• What needs to be done:
Say how many lines in the records contain the string "INFO". Nothing but the number should be given.

(Interface dataset entries)
%%

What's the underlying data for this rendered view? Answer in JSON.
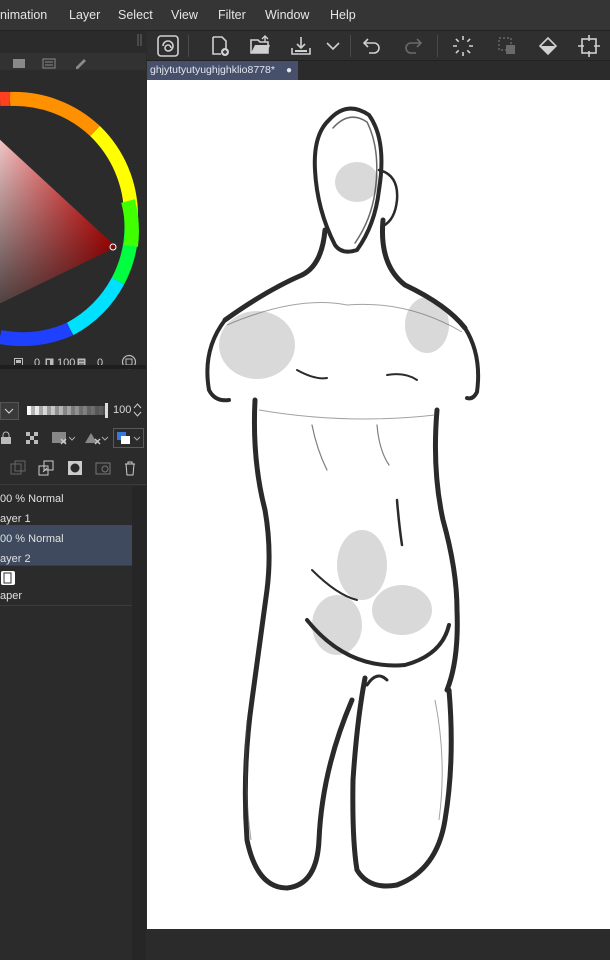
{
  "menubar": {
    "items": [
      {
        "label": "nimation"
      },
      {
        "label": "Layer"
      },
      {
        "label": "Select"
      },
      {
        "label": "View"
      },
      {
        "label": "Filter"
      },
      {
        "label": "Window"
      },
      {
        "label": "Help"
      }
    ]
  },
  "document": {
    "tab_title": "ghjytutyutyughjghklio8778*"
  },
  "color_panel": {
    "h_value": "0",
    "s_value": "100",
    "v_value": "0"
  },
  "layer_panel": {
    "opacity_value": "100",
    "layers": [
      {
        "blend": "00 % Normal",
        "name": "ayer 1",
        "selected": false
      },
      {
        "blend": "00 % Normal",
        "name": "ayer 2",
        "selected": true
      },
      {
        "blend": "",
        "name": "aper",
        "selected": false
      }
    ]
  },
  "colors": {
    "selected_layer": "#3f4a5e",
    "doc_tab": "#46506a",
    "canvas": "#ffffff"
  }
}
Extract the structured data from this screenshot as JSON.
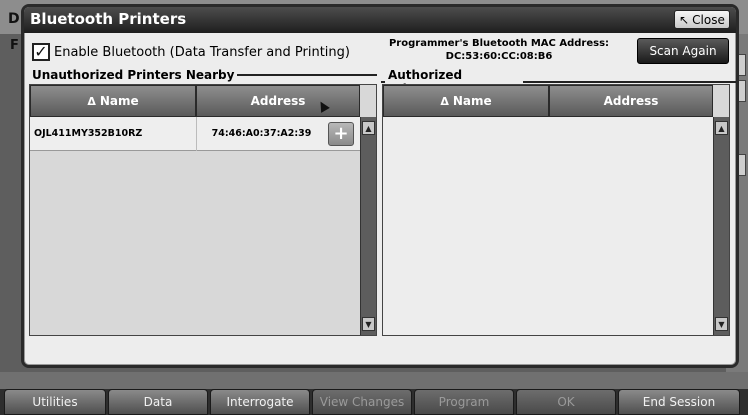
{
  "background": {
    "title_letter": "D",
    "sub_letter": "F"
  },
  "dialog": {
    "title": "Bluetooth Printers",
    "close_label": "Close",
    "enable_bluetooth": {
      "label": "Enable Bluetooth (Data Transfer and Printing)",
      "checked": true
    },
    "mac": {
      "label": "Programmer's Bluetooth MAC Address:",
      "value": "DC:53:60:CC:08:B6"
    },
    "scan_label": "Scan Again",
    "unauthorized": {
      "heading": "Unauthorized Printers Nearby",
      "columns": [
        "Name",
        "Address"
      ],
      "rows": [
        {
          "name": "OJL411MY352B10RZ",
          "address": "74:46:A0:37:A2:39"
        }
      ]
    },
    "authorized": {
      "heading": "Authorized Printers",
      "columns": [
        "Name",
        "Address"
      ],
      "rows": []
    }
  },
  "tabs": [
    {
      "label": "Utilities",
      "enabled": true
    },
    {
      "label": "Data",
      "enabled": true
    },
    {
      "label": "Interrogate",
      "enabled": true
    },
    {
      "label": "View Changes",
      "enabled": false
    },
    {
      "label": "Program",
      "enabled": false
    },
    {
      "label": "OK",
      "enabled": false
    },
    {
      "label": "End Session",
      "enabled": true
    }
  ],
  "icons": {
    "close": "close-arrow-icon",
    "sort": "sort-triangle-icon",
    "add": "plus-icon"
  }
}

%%
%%

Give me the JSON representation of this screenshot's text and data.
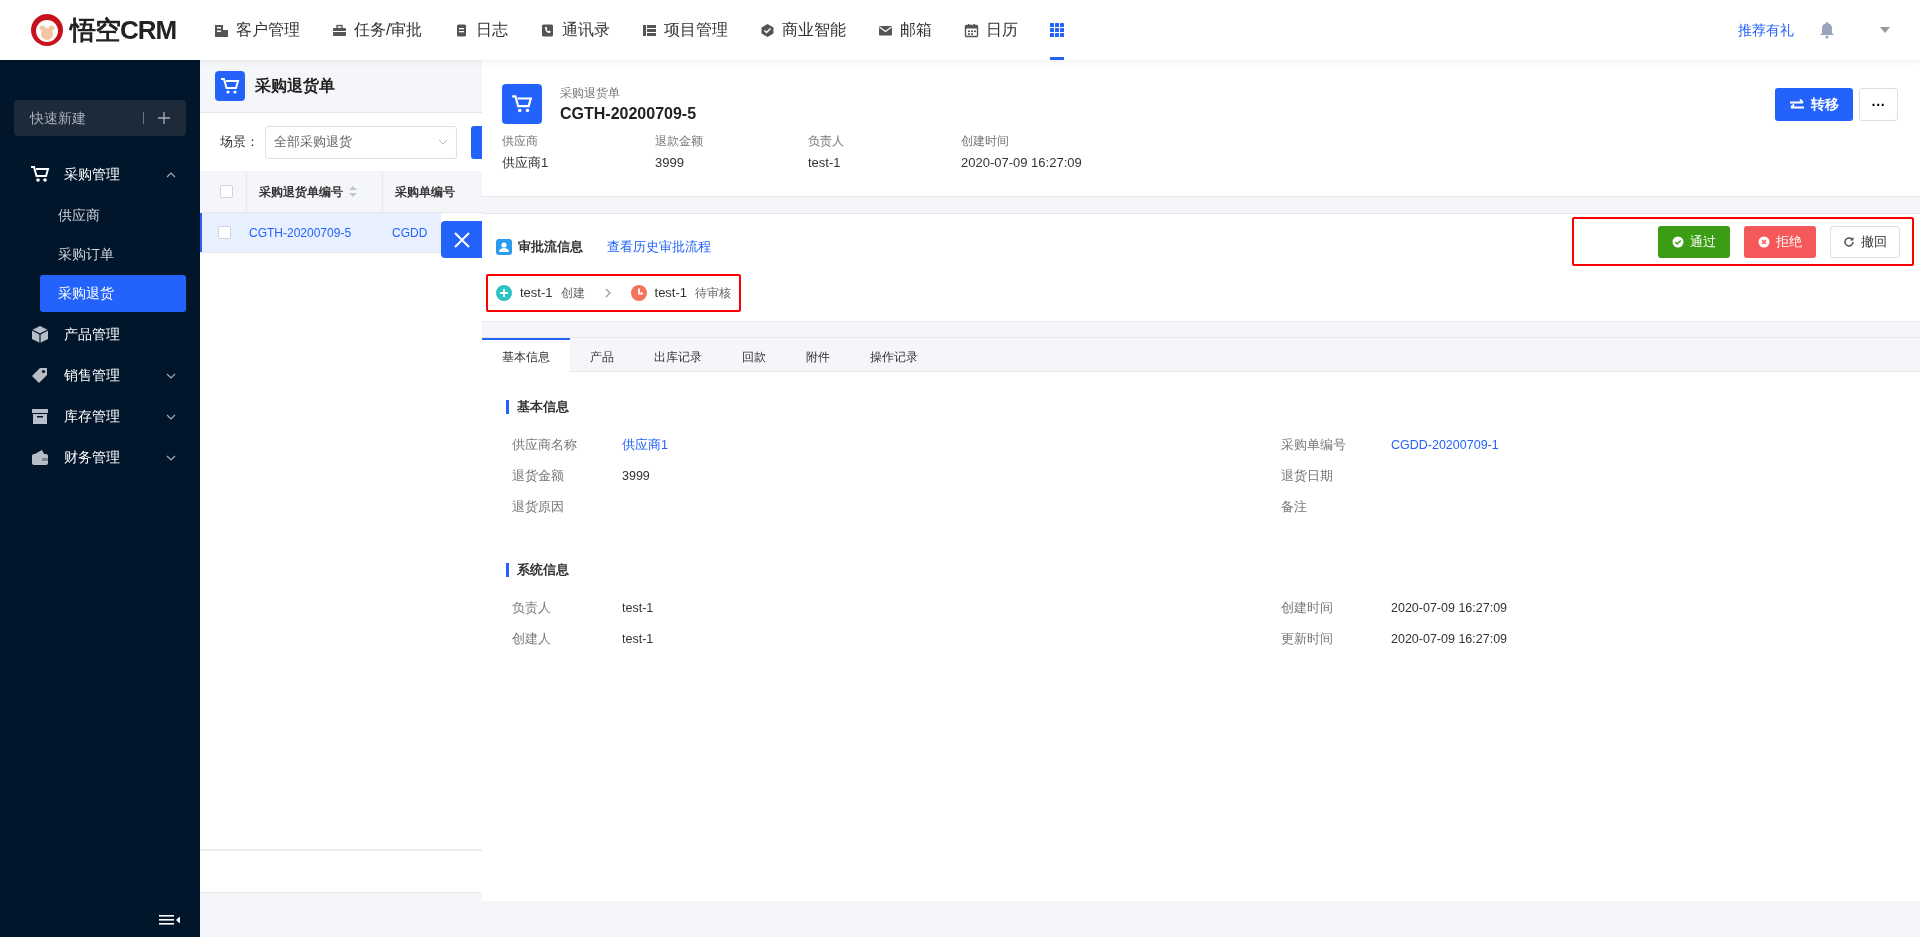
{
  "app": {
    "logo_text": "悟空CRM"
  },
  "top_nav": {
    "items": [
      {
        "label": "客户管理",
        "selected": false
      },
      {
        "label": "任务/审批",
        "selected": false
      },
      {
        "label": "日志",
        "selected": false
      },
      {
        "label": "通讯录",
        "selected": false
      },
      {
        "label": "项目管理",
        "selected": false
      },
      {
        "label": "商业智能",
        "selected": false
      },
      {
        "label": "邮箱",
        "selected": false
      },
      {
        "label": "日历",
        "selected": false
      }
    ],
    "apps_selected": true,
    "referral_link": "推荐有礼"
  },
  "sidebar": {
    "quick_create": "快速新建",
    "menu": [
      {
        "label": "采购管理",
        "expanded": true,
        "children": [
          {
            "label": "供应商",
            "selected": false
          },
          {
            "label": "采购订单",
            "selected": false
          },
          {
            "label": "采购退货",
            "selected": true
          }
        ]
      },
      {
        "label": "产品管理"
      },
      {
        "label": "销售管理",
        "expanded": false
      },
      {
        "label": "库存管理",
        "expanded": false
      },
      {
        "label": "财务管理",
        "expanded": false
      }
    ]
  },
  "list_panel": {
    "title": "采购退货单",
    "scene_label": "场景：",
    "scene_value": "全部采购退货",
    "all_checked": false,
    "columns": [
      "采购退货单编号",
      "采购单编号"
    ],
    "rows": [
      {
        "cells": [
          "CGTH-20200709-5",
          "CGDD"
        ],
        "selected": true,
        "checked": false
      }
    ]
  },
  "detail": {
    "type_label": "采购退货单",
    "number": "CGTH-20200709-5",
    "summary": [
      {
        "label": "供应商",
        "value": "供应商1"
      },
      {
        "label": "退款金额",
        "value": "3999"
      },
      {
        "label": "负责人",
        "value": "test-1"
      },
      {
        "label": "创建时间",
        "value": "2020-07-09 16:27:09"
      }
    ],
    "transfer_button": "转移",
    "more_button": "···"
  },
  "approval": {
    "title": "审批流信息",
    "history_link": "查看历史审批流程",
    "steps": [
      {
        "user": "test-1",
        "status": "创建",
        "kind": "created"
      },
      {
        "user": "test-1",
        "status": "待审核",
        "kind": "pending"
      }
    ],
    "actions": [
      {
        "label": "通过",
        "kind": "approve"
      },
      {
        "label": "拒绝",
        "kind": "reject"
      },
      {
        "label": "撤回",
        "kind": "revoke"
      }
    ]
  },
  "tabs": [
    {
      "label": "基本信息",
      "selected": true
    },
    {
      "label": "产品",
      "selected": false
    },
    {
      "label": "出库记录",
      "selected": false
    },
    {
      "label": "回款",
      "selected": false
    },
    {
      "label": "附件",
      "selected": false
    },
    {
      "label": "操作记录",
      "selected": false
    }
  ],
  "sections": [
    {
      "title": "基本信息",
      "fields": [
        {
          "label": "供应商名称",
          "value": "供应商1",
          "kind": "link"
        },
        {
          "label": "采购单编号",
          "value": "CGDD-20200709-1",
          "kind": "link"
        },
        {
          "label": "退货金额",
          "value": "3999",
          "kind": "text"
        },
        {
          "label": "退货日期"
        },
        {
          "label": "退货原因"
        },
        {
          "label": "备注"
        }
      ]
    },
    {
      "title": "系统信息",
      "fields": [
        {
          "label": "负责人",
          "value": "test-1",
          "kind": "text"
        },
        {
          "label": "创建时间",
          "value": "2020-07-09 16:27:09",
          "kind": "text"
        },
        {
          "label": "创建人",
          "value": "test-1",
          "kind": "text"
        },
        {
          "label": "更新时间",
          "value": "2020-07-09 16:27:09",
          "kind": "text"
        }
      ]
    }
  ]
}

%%
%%

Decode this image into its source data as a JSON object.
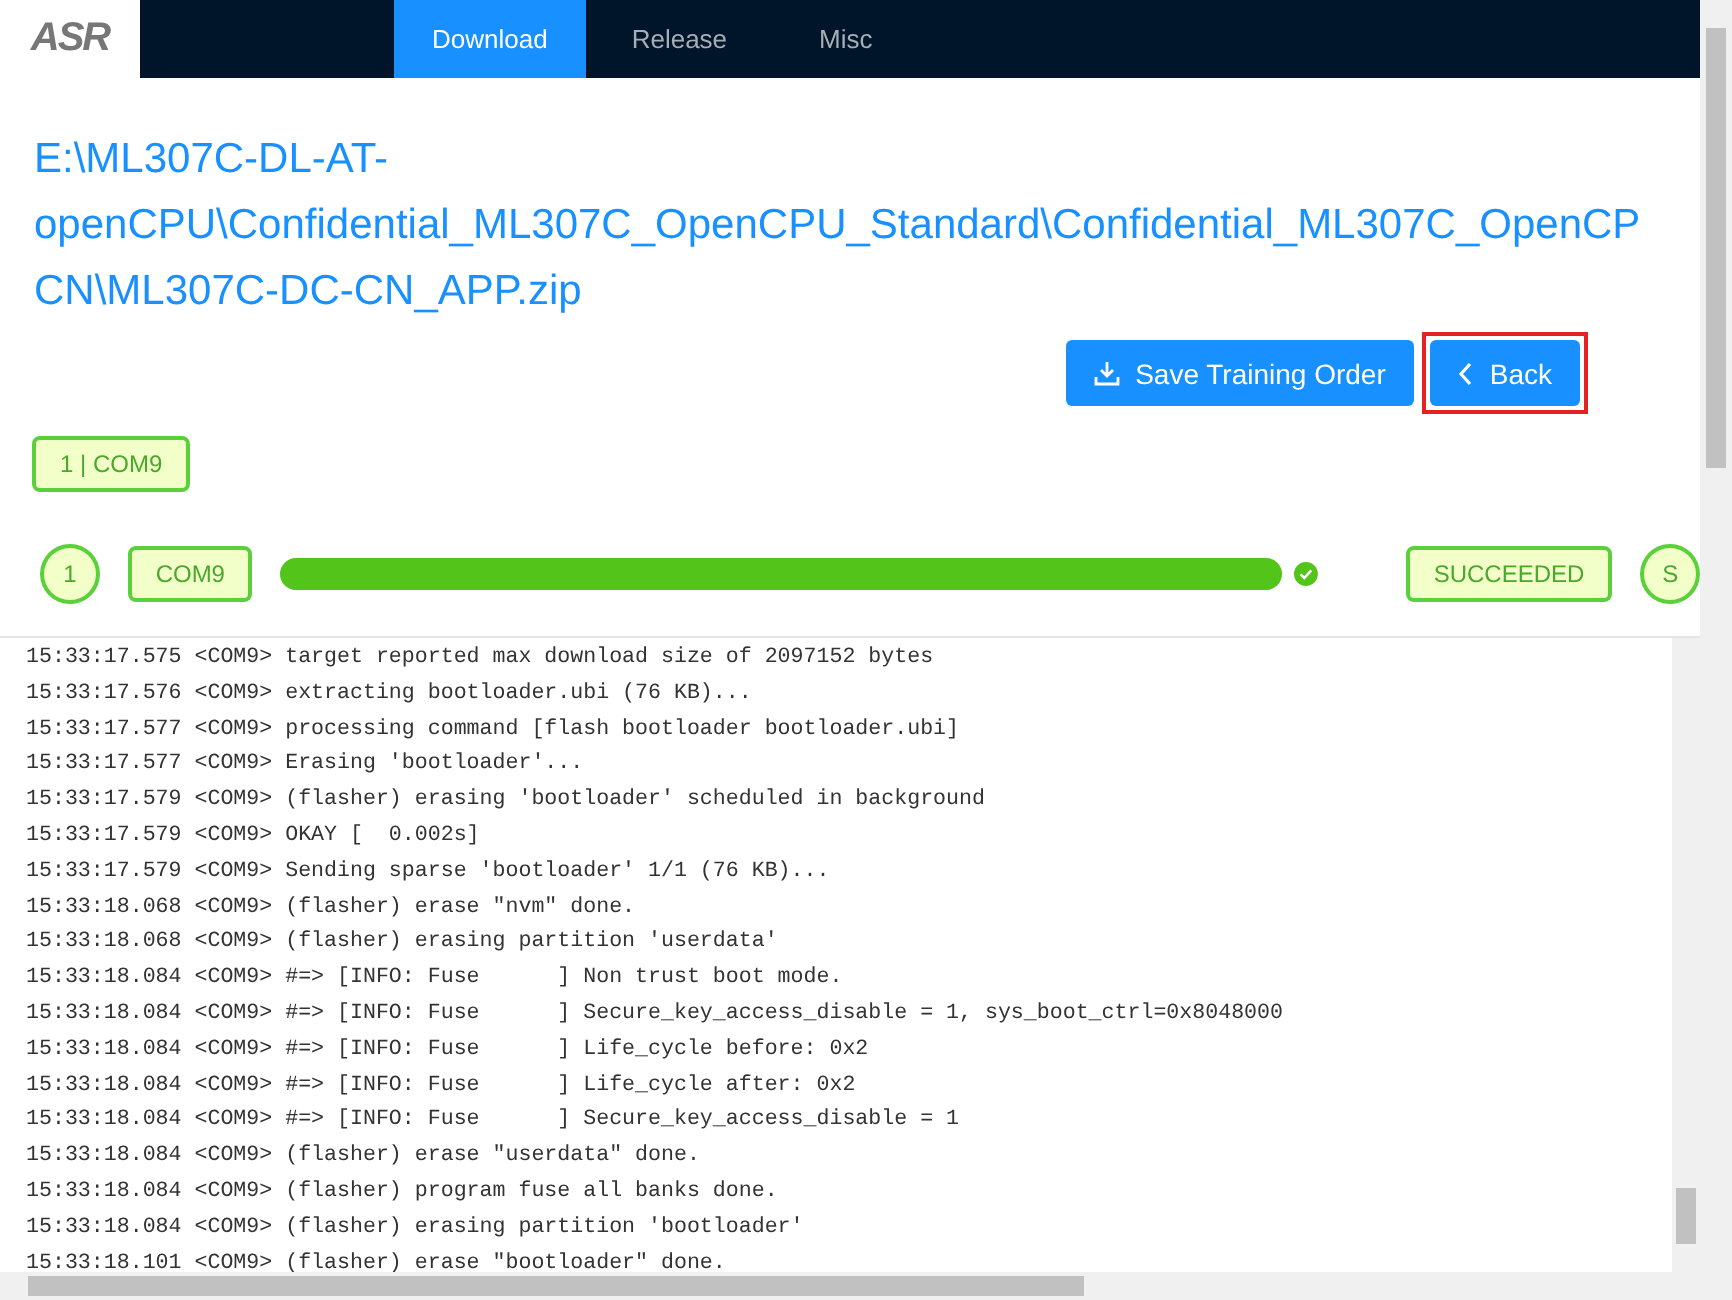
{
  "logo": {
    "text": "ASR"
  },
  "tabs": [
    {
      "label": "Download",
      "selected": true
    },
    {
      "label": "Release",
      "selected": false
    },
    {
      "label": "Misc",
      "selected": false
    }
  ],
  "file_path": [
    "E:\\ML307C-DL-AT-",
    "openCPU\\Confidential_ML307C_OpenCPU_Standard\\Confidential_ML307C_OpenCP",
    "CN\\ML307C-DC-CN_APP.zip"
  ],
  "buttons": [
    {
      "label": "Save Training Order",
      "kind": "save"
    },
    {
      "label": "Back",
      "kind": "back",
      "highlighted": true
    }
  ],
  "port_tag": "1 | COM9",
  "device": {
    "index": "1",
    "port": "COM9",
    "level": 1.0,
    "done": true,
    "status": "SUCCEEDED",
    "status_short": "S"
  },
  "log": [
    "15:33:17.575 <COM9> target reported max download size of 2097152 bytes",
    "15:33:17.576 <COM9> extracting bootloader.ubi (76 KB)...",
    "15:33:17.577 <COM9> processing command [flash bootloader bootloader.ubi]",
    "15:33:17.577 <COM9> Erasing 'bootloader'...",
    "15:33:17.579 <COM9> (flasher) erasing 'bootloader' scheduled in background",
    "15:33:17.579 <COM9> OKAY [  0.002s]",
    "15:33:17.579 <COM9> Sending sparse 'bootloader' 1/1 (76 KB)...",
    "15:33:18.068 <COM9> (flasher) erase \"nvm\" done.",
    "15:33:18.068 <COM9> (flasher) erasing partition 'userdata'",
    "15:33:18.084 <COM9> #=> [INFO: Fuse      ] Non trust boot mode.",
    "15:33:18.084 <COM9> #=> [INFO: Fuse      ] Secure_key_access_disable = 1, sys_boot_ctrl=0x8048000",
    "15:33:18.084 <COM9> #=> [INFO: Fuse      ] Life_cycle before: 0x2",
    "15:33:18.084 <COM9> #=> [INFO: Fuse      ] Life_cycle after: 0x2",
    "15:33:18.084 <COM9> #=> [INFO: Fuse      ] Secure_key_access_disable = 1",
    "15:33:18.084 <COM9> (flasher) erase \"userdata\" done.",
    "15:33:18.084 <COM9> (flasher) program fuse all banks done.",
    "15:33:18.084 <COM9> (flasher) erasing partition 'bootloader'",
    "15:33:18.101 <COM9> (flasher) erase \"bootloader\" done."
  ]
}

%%

• Task output:
5